1. By the time the customer is farther down the buying cycle at my site, they probably have already seen pictures of exactly what models color and trim that they are looking for.
2. Taking photo's (unless you are shooting professionally) will esthetically degrade the look of the vehicle in compassion to the perfect looking images from the OEM site. bad lighting equals a blue car that looks black and etc...
3. How many picture taken also are far less then the default stock photos. 2-6 custom compared to 10-30 stock with 360 walk arounds.
I have over 600 vehicles at our dealership here in Vermont and can't keep up with the demand which results in a lack of attention towards the issue.
I just wanted to thank you for the great chuckle that I got out of this post this morning.
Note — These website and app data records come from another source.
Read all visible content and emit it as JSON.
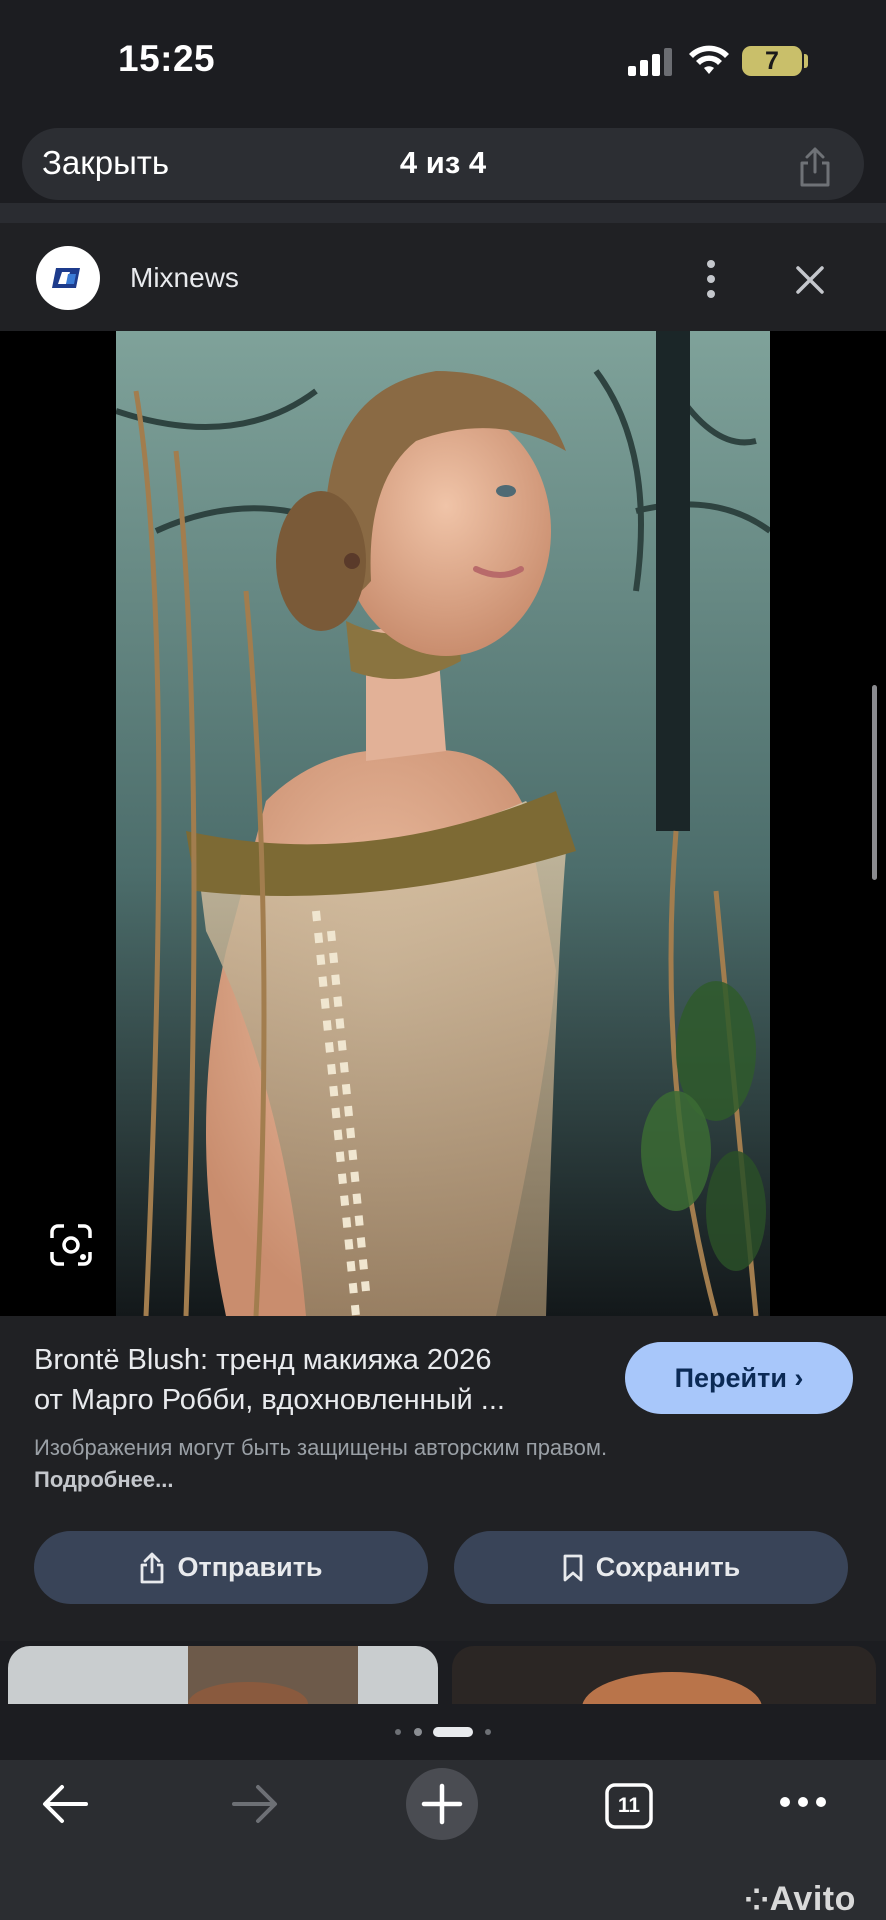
{
  "status_bar": {
    "time": "15:25",
    "battery_level": "7"
  },
  "viewer_bar": {
    "close_label": "Закрыть",
    "counter": "4 из 4"
  },
  "source": {
    "name": "Mixnews"
  },
  "result": {
    "title_line1": "Brontë Blush: тренд макияжа 2026",
    "title_line2": "от Марго Робби, вдохновленный ...",
    "visit_label": "Перейти ›",
    "copyright_text": "Изображения могут быть защищены авторским правом.",
    "more_link": "Подробнее...",
    "send_label": "Отправить",
    "save_label": "Сохранить"
  },
  "pager": {
    "dot_count": 4,
    "active_index": 2
  },
  "toolbar": {
    "tab_count": "11"
  },
  "watermark": "Avito",
  "colors": {
    "background": "#1c1d21",
    "panel": "#202124",
    "accent_button": "#a8c7fa",
    "action_button": "#394458",
    "battery": "#c9bf6a"
  }
}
I also re-read it to my inventory manager and she got a good laugh as well.
I will give you my two cents, and you can do with it what you wish.
I have been on the Internet side of the business for seven or eight years at this point. As far as I know, it was at least four years ago, or more when actual photos of new cars became an industry best practice.
With that being said, there are probably a couple of reasons that you are fighting this.
1. You don't want the extra work, or do not have the resources to accomplish such a task. You personally would probably not be able to accomplish taking photos of 600 new cars.
2. Customers are farther down in the cycle when they get to the site, so that is exactly when they want to see the actual vehicle. Consumers know not to trust the data they see in the VIN explosions and want to know does it have the sunroof? what wheels? back-up camera? what does the space in the back seat look like between the first and second rows? The questions could go on and on as to what a customer can determine about the vehicle with actual photos.
3. About the quality of the photos, you are correct. Most dealers do not have the extra money lying around to spend $10-12k on a photo booth. However, taken the right way, the photos can still look good. Does it devalue the car, no.
4. IF YOU ARE ONLY GOING TO TAKE 2-6 PICS, DON'T BOTHER.
Just my thoughts....
Nicholas - what Amanda said. Data PROVES that photos of new cars make nearly as much of a difference as photos of used cars. Hopefully it's your full-time job if you're doing your own cars, though. There are several services that shoot and/or host the photos. PM me for some reputable ones I have worked with.
You want AT LEAST 16-20 photos PER CAR. It would SEEM that stock art would be the same, but because of some quirk in human nature, buyers like to see the ACTUAL CAR! FYI. Usually it's a $10/hour job for a dealer employee or dealers contract it out.
Hey thanks! Its hard to see the logic when I have a pictures of vehicles covered in snow and other lovely things Vermont throws at us.
Photos need to be done, and I'd have a discussion with the GM about logistically what system the dealer will have in place to make sure it's done efficiently/effectively. Cobalt just came out with their 2014 Inventory Shopping Experience Study, and 70% of buyers will not click on a stock photo listing. That's a lot of missed opportunity for the dealership.
One of the absolute critical things that needs to happen in order to get a buyer to buy is the assumption of ownership in the buyers mind. Actual photos will make that happen, and put your leads even closer to purchase when they contact you. I've worked as the IM for a large RV dealership, boat dealership, and auto dealership. What you put into your vehicle listings, you will get out of them. If done effectively, the listings will do most of the selling for you.
Thanks David that does help ton.